The SEAL Act establishes a congressionally charted seaway development corporation in the Arctic. With a warming Arctic and increasing traffic, the SEAL Act would create an organization that would collect voluntary shipping fees from vessels transiting the Arctic. These fees would help fund the infrastructure necessary to ensure security in the region. The U.S. needs to be prepared for the irrefutable fact that the Arctic is becoming more and more accessible. An open Arctic will create vulnerabilities as the U.S. lacks the resources necessary to protect the region and respond to any disasters.
Status: 4/11/19 Introduced in Senate
These are just a few examples of the legislation created to address the risk of climate change. It’s likely a number of other proposals will be proposed in the coming year.
Need to Act:

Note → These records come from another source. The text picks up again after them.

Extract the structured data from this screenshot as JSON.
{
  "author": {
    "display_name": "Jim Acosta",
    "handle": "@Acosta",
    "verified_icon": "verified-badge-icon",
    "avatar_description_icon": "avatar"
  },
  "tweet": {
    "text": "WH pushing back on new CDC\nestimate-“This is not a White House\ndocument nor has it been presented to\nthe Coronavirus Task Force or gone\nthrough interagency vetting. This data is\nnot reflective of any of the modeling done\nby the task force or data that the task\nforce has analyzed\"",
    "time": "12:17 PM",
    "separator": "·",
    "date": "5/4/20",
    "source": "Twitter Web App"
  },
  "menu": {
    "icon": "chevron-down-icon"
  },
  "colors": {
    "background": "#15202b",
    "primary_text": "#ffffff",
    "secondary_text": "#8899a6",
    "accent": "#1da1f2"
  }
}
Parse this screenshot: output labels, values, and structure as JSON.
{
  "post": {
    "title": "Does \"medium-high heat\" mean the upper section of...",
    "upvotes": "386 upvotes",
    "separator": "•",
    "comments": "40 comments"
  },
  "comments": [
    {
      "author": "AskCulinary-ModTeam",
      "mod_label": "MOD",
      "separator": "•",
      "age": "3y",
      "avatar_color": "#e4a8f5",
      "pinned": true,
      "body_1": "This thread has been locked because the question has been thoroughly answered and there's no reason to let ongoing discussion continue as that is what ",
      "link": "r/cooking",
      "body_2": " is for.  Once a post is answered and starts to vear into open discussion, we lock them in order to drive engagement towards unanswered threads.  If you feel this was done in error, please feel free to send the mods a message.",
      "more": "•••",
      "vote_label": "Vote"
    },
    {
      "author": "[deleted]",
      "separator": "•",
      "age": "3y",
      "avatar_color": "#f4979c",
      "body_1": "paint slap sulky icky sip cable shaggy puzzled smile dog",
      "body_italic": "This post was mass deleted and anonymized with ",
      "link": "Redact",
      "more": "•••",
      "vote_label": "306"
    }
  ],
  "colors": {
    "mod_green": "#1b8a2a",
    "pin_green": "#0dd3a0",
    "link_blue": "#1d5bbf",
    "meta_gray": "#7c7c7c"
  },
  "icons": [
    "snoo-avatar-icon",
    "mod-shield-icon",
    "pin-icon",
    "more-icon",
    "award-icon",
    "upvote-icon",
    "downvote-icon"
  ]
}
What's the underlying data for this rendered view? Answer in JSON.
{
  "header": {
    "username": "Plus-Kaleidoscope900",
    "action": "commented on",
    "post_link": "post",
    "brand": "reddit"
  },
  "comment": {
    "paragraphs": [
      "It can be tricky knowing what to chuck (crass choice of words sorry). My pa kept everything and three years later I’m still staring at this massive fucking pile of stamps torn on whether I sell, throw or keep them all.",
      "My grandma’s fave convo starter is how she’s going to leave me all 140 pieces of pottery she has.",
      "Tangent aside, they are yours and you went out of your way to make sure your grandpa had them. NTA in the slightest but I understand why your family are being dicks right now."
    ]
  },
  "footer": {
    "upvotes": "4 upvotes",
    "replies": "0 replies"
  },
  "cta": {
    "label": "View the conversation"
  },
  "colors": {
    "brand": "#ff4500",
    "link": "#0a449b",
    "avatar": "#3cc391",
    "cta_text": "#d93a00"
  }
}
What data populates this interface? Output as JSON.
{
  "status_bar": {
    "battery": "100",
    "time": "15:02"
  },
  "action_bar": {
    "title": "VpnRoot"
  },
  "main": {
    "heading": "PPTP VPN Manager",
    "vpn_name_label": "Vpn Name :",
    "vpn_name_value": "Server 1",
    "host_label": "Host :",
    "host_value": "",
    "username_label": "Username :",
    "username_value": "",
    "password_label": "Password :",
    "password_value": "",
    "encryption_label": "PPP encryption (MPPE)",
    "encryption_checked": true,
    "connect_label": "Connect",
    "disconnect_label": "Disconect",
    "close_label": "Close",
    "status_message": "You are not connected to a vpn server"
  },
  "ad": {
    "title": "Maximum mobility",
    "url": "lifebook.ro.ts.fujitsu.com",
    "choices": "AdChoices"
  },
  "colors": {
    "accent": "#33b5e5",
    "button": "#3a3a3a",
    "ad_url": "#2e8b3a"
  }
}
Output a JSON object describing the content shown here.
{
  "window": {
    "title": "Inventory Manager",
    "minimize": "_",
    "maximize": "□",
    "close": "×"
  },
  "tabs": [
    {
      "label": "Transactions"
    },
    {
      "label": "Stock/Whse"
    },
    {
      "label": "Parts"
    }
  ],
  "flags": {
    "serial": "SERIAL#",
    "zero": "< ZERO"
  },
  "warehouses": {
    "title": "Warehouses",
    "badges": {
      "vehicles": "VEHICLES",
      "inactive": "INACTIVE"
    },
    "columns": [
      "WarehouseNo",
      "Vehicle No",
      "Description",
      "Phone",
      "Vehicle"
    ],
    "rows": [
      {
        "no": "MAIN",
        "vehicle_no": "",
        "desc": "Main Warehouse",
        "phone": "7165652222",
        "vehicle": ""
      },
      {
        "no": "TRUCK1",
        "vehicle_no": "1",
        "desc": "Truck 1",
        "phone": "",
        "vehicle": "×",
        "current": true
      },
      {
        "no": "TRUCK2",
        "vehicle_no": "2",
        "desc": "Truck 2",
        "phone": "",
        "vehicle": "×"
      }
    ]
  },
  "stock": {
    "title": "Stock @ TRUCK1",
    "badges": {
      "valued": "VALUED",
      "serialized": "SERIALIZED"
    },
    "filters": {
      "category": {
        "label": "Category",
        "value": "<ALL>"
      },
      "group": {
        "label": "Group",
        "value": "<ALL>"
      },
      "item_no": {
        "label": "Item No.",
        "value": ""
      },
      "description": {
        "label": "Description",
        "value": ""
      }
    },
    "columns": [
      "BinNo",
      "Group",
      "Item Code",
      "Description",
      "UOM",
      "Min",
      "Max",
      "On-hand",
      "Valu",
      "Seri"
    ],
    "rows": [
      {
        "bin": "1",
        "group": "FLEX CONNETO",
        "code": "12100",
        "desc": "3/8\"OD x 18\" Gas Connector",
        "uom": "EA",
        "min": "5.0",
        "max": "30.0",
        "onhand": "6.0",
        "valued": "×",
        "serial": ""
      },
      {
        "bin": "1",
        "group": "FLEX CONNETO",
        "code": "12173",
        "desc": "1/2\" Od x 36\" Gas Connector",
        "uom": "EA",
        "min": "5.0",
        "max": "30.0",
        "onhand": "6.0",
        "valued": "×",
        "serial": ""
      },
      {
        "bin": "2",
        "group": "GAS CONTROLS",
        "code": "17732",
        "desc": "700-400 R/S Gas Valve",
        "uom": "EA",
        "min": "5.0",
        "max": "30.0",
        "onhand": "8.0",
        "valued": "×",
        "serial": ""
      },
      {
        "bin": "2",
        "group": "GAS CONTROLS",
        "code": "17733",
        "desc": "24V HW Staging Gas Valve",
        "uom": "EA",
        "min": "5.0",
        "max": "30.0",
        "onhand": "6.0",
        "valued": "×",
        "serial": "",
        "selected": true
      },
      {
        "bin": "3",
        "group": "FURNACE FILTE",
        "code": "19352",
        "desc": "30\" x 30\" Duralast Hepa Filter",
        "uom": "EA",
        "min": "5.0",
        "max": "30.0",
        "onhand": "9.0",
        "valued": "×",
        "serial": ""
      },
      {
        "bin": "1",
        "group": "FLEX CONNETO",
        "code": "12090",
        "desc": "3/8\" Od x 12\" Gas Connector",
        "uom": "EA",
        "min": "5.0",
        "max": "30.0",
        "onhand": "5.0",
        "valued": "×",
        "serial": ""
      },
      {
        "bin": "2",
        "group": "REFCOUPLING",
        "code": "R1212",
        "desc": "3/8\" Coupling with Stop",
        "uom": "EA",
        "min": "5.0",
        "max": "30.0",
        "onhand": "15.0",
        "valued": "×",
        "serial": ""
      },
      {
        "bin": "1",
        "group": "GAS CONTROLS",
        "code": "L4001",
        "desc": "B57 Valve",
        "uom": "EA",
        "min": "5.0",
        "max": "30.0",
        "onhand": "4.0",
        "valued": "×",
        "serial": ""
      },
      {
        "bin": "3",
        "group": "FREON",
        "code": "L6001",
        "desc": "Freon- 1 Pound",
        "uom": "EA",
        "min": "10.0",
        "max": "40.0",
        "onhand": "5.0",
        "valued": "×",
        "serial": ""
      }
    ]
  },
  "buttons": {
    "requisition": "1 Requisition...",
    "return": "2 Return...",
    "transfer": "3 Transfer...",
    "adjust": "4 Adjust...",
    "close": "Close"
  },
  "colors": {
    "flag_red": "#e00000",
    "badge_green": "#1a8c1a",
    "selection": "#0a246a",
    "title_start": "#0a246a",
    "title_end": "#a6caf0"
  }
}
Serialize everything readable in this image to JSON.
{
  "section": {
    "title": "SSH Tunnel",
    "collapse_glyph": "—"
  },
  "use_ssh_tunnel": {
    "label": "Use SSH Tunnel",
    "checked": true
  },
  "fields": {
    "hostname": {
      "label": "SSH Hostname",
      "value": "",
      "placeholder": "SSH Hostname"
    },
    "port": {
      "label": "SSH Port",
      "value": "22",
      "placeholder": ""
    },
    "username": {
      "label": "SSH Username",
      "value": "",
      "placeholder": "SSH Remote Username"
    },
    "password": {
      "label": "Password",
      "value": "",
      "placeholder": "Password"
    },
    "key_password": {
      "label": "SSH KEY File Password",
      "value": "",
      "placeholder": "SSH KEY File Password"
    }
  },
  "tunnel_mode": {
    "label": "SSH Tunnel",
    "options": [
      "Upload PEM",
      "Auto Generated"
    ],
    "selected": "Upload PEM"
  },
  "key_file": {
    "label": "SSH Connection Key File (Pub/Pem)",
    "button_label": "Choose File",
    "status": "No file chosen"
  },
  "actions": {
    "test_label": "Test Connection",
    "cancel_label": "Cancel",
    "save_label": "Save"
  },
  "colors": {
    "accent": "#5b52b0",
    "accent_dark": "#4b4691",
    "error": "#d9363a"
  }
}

Addressing the threat of climate change and the related geopolitical concerns is vital for our national security. Extreme weather and related climate impacts are degrading our military readiness and lethality. As we rapidly approach the next hurricane season, Tyndall Air Force Base and Camp Lejeune are still struggling to rebuild after Hurricane Michael and Hurricane Florence last year. Further, as noted in recent testimony by ASP Founder Secretary Chuck Hagel, “while the bases may rebuild over time, the loss of training and readiness cannot be recovered.” ASP has written extensively on the risk of climate change and continues to educate all across the country. Now is the time to prepare for these threats. The above legislation is a solid step forward.